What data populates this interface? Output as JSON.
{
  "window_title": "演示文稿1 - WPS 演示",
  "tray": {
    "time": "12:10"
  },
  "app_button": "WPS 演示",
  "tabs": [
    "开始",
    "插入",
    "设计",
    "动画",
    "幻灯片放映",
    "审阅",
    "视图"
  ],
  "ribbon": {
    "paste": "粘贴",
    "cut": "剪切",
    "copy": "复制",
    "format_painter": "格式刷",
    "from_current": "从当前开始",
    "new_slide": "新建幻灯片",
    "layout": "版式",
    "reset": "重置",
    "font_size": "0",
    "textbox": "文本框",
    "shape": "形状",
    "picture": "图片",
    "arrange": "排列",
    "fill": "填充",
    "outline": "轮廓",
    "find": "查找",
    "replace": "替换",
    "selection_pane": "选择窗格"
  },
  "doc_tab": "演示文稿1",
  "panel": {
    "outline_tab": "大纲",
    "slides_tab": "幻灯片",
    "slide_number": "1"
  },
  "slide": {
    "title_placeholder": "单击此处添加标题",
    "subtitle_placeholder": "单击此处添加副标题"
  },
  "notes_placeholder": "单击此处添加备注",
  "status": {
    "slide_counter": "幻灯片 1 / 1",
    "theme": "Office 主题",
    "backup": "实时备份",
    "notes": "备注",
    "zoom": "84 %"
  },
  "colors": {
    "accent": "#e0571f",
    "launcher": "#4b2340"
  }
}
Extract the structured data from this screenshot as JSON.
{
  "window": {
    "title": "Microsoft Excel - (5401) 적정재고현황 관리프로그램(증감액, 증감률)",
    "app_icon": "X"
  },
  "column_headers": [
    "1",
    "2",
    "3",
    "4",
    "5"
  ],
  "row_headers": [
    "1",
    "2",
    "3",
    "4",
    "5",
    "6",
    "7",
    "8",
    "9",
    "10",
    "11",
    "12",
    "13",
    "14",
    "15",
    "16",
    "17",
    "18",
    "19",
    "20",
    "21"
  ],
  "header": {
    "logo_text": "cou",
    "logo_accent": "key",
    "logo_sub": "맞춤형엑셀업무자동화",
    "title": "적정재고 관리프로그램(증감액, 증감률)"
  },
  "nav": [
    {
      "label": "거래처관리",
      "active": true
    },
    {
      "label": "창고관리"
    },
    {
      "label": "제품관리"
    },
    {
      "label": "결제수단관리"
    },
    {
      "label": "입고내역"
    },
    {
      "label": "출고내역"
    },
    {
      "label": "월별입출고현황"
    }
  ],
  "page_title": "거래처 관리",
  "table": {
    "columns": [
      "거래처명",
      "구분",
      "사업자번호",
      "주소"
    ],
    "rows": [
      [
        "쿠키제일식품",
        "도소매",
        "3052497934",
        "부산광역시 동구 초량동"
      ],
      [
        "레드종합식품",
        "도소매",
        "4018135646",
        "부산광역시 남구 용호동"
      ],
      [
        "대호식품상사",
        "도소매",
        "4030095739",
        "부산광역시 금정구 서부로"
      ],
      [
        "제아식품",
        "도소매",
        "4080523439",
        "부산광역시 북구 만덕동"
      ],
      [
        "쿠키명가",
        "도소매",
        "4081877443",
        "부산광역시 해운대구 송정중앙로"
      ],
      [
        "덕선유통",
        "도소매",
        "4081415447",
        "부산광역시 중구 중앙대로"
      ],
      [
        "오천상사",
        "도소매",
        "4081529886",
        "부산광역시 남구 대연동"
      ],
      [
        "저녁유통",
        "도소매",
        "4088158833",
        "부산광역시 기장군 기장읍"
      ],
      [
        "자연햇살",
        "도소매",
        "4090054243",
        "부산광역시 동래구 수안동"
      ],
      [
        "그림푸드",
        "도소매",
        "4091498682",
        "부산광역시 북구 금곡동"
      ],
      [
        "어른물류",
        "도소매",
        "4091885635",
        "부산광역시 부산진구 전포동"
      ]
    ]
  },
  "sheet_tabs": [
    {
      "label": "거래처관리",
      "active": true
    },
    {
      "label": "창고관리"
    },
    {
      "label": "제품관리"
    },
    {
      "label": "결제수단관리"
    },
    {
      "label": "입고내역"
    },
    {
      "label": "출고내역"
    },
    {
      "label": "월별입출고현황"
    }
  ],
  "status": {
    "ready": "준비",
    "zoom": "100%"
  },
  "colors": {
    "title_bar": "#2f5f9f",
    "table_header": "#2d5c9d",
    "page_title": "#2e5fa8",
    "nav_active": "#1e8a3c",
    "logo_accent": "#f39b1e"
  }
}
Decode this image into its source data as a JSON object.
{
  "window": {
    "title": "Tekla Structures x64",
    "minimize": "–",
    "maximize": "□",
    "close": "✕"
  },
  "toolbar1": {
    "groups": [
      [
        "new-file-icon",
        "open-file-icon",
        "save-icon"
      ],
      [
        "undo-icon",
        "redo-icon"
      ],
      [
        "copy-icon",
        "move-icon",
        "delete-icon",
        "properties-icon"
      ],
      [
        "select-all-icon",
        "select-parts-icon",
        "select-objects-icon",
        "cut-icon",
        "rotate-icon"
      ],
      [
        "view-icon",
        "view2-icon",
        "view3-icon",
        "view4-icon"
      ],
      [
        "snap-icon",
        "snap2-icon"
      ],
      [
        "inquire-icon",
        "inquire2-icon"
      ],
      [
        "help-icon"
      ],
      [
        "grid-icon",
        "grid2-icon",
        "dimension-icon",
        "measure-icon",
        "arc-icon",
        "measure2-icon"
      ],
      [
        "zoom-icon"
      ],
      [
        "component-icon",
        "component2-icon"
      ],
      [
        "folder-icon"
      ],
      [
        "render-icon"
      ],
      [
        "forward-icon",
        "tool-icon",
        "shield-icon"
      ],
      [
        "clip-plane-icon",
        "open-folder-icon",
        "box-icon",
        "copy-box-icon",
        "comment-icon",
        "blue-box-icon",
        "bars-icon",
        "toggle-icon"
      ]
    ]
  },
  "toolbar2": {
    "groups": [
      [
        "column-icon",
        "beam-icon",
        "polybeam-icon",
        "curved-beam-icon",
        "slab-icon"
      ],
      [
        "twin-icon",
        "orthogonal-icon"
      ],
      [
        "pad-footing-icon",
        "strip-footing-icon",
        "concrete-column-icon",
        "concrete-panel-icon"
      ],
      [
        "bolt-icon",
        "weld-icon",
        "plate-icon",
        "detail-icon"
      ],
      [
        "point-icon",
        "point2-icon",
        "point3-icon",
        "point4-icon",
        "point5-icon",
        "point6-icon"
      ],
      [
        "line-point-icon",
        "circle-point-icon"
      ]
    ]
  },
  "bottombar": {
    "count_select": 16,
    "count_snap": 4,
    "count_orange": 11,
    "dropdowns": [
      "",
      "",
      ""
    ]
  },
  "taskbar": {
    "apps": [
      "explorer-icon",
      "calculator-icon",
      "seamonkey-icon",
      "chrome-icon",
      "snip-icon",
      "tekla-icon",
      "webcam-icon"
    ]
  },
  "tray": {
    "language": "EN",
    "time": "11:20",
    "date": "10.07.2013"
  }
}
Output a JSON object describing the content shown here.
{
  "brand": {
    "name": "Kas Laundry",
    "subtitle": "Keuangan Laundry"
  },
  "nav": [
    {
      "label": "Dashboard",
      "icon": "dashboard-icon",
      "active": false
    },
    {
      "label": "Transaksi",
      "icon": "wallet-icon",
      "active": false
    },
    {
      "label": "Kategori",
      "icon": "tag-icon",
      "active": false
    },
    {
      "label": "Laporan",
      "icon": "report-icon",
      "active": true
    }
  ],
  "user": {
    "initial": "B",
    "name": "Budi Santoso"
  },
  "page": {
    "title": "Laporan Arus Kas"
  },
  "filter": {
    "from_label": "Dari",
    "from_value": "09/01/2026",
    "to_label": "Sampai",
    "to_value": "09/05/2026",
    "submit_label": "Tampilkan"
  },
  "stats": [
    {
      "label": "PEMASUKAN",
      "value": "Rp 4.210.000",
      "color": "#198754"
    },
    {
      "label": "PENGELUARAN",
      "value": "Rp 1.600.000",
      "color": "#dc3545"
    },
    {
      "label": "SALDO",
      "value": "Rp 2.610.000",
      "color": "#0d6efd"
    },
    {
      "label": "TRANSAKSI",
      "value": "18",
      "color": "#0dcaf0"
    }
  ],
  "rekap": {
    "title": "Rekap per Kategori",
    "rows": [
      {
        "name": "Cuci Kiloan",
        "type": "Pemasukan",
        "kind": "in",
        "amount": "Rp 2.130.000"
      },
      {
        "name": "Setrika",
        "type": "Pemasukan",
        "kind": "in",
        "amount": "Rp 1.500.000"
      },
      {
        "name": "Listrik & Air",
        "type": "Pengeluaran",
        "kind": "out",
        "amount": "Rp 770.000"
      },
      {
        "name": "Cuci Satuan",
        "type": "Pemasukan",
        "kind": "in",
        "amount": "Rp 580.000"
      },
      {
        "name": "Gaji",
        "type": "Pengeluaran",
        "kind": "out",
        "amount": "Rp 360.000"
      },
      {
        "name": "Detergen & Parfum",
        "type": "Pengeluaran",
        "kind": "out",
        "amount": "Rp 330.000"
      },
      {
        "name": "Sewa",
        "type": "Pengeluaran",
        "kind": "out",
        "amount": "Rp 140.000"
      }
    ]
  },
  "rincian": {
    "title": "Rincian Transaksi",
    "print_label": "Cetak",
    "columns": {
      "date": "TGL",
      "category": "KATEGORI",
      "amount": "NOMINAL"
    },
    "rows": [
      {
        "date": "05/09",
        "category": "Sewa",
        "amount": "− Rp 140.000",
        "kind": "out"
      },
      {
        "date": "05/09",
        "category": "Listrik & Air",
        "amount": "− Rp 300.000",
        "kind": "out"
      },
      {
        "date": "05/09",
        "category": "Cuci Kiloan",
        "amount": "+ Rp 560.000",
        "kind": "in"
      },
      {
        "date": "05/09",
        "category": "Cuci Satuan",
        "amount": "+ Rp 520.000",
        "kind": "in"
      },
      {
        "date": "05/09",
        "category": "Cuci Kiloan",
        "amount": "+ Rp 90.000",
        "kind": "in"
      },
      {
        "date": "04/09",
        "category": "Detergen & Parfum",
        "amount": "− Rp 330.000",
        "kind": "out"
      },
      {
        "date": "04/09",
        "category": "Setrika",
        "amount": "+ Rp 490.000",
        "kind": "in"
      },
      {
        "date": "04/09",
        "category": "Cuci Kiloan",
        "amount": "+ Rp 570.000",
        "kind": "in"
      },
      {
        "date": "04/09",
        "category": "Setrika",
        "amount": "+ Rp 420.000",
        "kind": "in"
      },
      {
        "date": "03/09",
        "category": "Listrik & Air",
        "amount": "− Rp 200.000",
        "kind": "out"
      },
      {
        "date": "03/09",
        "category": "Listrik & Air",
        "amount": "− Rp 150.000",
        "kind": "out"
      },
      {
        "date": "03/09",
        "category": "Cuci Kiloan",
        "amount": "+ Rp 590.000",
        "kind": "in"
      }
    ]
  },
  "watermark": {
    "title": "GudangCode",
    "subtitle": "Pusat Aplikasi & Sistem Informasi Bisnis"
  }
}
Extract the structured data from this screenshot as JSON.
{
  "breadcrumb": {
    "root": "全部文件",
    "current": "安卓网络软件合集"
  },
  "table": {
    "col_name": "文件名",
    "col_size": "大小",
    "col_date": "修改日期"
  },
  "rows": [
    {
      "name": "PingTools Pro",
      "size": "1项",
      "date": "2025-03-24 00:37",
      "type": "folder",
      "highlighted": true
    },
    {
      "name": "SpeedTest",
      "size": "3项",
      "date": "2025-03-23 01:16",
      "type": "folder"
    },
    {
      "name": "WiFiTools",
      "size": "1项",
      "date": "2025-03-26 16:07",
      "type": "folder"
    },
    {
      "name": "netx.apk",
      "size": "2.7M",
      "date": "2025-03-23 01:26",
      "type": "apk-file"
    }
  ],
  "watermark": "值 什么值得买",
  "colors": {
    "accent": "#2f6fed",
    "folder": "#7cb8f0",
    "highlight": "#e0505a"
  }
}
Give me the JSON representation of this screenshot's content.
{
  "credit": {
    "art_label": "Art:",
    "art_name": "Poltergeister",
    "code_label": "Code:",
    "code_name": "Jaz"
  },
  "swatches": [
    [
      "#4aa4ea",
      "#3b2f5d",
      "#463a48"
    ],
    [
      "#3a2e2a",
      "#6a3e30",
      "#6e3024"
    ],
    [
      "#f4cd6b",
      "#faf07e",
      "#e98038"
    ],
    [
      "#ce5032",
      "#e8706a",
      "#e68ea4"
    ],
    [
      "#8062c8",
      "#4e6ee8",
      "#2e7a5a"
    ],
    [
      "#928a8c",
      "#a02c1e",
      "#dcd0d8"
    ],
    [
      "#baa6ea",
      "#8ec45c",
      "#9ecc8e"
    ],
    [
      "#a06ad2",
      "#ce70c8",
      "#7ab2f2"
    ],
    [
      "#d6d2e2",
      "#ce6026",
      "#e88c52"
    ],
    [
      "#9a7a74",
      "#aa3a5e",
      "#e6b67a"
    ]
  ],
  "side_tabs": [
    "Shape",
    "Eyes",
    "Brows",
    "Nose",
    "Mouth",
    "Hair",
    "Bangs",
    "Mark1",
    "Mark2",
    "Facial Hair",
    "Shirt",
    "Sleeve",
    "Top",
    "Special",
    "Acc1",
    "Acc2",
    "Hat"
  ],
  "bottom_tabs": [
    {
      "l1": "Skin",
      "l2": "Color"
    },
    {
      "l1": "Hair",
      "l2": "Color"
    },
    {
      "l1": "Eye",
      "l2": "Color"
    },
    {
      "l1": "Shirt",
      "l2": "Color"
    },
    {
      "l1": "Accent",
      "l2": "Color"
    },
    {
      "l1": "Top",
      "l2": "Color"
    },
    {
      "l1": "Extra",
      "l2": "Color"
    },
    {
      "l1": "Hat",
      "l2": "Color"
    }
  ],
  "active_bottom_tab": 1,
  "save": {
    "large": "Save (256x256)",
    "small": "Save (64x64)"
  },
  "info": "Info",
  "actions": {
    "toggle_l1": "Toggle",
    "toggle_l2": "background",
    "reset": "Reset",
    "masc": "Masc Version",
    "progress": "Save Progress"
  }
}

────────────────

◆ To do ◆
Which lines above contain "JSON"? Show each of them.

◆ Task response ◆
What data populates this interface? Output as JSON.
Extract the structured data from this screenshot as JSON.
Decode this image into its source data as a JSON object.
Output a JSON object describing the content shown here.
Extract the structured data from this screenshot as JSON.
Give me the JSON representation of this screenshot's content.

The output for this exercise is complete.